We have all been exercised about the weather in recent months – and why wouldn’t we be? Heavy rain, floods and strong winds have taken their toll and the press avidly report the terrible consequences. However, nothing is new, as 19th century newspapers illustrate. They provide a glimpse into the lives of our local predecessors who experienced many frightening and damaging storms.
On Monday, 7 January 1839, for example, the intense cold heralded snow, rain and wind which, during the night, blew into “a perfect hurricane”. The citizens of York rose early and witnessed a scene of destruction: tiles, slates, chimneys, spars, bricks, glass and spouts flew about the streets. The Minster sustained much damage; slates were blown from the north transept which almost uncovered the roof; and glass was lost from the Five Sisters window. To go out was physically dangerous but those who did crouched down and kept close to the sides of the buildings. An eight-year-old boy lost his life in St. Andrewgate when the roof collapsed onto his bed and a two-year-old boy was crushed to death at his home in Walmgate.
There was no loss of life in Bishopthorpe but the Palace grounds were reported to be a scene of desolation “difficult to describe”. The magnificent avenue of lime trees was badly damaged; a superb Huntingdon willow at the head of the fish pond was destroyed (“said to be the finest in the kingdom”); and many lofty trees including majestic elms and a larch were left with their roots in the air. The Palace itself was spared too much damage, but the bell turret on the gateway was hurled down and shattered. The village suffered lightly in comparison with the exception of the Archbishop’s hay shed; the circular pillars supporting it had “shivered to pieces”.
Just a few months earlier in September 1838 a terrific thunderstorm had shaken the neighbourhood. On that occasion, the atmosphere was sultry and close. The storm was so fierce that the horses pulling the mail coach near Tadcaster took fright causing the vehicle to swerve and overturn. A few minutes later, and within a hundred yards, a similar incident occurred with a stage coach full of passengers on its way to York. Fortunately no one was badly injured. Meanwhile, at Bishopthorpe, lightning struck the house of Mr. Horner, penetrating the roof, breaking windows, and singeing the hair of his child.

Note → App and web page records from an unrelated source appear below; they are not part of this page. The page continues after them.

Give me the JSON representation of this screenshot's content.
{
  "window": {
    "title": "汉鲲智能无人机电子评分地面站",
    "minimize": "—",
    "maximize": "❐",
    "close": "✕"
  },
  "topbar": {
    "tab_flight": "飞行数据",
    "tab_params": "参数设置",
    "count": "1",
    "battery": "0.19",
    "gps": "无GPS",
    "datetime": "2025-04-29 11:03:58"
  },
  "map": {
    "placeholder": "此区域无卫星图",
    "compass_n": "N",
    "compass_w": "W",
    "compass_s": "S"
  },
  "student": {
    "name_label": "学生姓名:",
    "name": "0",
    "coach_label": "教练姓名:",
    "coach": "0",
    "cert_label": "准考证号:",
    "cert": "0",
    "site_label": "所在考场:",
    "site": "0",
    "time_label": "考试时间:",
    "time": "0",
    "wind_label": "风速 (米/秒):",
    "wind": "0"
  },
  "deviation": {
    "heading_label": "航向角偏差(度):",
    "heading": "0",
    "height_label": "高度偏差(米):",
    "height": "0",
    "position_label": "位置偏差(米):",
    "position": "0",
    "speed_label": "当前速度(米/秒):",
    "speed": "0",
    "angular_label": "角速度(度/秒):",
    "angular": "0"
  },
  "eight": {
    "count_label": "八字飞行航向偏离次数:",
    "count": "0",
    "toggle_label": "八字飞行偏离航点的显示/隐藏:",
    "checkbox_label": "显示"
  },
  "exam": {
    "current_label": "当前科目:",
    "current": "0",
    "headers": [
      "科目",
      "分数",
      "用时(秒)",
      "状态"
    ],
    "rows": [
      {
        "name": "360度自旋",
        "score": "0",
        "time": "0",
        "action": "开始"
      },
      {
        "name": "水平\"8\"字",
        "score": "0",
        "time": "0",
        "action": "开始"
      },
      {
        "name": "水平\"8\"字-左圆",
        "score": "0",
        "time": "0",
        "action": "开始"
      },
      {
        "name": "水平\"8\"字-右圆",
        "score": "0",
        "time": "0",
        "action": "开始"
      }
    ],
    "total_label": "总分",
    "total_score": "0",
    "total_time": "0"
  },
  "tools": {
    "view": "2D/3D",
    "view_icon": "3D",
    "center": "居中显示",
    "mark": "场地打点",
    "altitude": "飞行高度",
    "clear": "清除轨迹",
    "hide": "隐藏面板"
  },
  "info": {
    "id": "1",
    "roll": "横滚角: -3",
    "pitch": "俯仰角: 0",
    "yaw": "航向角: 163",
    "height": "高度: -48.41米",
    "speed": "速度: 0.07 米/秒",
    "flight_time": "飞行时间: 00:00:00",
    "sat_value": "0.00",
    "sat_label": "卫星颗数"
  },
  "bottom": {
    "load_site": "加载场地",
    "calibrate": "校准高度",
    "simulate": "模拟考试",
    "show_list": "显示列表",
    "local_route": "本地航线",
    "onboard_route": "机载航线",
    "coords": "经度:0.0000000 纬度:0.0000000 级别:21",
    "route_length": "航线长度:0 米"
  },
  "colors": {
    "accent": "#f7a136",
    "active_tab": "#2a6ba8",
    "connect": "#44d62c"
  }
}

On an unseasonably cold Whit Monday in 1860, the livelihoods of many farmers and market gardeners were badly affected following a dreadful hurricane. Orchards in full bloom were stripped and vegetable crops ruined; recently clipped sheep were lost because of the piercing cold. Once again in Bishopthorpe, elm, birch and fir trees were levelled to the ground taking younger growth with them. The road to York became impassable while Mr. Smallwood’s plantation by the hauling path next to the Palace was “annihilated”.
These are just some examples of the high winds and storms that affected Victorian Bishopthorpe and York. Violent weather conditions, as reported in the weekly provincial newspapers, reveal appalling circumstances from which it must have taken a long time to recover. And remember – they did not have the ‘benefit’ of severe weather warnings and forecasts!
Leeds Intelligencer, Saturday, 1 September 1838, p8.
York Herald, Saturday, 12 January 1839, p4.
Yorkshire Gazette, Saturday, 2 June 1860, p4.
Yorkshire Herald, Saturday, 2 June 1860, p11.